I think I told you last night that if we get three inches of snow tonight here on the northern Cumberland Plateau, I’ll eat my hiking boots.
Well, now the National Weather Service has jumped on-board with that possibility. The NWS in Morristown has issued a winter weather advisory for the northern plateau, starting at midnight tonight and continuing through early Saturday afternoon.
Here’s a forecast graphic the National Weather Service published on its website this morning:

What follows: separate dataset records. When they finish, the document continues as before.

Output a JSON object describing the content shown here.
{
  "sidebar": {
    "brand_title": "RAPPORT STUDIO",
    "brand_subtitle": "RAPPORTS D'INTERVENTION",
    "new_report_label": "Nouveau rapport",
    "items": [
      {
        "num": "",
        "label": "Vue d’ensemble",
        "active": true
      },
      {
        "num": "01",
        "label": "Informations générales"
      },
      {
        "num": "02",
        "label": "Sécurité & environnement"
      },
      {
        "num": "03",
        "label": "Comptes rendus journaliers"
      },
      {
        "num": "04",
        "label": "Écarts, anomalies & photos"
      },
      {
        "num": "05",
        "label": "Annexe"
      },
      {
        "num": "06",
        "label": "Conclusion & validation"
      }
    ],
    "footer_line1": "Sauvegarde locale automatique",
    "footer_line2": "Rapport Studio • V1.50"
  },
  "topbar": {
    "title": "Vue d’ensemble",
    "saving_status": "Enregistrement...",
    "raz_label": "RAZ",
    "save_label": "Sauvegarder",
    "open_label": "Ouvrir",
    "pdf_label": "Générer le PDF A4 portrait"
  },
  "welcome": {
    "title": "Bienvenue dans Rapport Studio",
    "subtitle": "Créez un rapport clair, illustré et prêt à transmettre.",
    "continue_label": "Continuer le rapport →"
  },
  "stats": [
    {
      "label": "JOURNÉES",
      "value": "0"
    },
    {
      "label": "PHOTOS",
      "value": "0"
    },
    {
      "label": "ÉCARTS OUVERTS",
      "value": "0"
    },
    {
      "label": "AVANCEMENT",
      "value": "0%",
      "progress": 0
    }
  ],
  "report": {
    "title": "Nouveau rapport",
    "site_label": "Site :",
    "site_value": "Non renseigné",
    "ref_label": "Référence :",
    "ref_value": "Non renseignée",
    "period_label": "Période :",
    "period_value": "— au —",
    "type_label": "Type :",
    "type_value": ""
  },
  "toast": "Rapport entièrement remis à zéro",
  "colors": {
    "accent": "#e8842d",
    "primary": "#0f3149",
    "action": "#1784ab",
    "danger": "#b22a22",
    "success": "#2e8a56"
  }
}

You all know me — I will be the first to tell you that I’m not a weather expert, don’t pretend to be and don’t want to be. Interesting weather is a hobby of mine and I try to be well-read on the subject but when it comes time to get serious about the weather, stick to the forecasts from the National Weather Service or your favorite TV weatherman.
But I have to say this: if Scott County receives 2-3 inches of snow tonight, I will be shocked.
There will be fairly decent moisture associated with this system. Forecast soundings from the 0z run of the GFS show about 0.35 inches of precipitable water in the atmosphere through tomorrow morning. So this isn’t necessarily going to be like many winter systems that bring a light snow threat to this region, where moisture is becoming scarce as cold air grips the region. There will be a window of at least 7-8 hours where snow showers will have plenty of moisture to work with, and the snow could fall at a pretty good clip at times. The same forecast soundings show atmospheric freezing levels below 2,500 ft. by 7 p.m. this evening, with surface temperatures in the mid 30s. Theoretically, the rain-snow changeover could be close by that point, several hours earlier than the midnight time frame highlighted in many official forecasts. (Again: that’s data from just one model. Soundings from the NAM model have more of the lower level of the atmosphere above freezing at 7 p.m., with surface temperatures in the low 40s.)
But here’s why snowfall amounts will be skimpy along the northern plateau: ground temperatures. Remember, we’re still early in the season. We were well into the 70s on Monday and we were in the low 60s as recently as yesterday. Ground temperatures are warm. The temperature should fall below freezing late tonight, but not far; temperatures are expected to bottom out around 30 degrees or so. It would take some very high rates of snowfall to cause road conditions to deteriorate. It wouldn’t take as much snow to start creating some measurable accumulation on grassy and elevated surfaces, but snow will have a tough time accumulating under the lighter bands or showers of snow.
I think the forecast of the NWS in Nashville, which calls for a dusting of snow in Jamestown, is probably more reasonable. We could see up to an inch or so on the grass or on someone’s roof, but this is very unlikely to be anything major for areas outside the mountains, from where I’m standing.
Aside from the snow, the NWS has also lowered temperatures in its forecast to 37 for the high tomorrow and 29 for the low Sunday morning. That’s not surprising, given the numbers the models have been spitting out fairly consistently, and the forecast may go even lower as we head into tomorrow. The GFS model just continues to get colder on every run. The 0z run this morning showed a high of 36 on Saturday and a low of 23 Sunday morning. The 6z run a few hours later showed a high of 35 on Saturday and a low of 22 on Sunday morning. Remember, those are raw numbers from one (well, in this case, two) run of one model, and they’re likely a bit too cold. But even if you tack on a couple or three degrees, it looks like a hard freeze is in store for Sunday morning.
Given that, and the gusty winds (to 25 mph) that are expected for Saturday, the last of the fall foliage should disappear rapidly here on the northern plateau.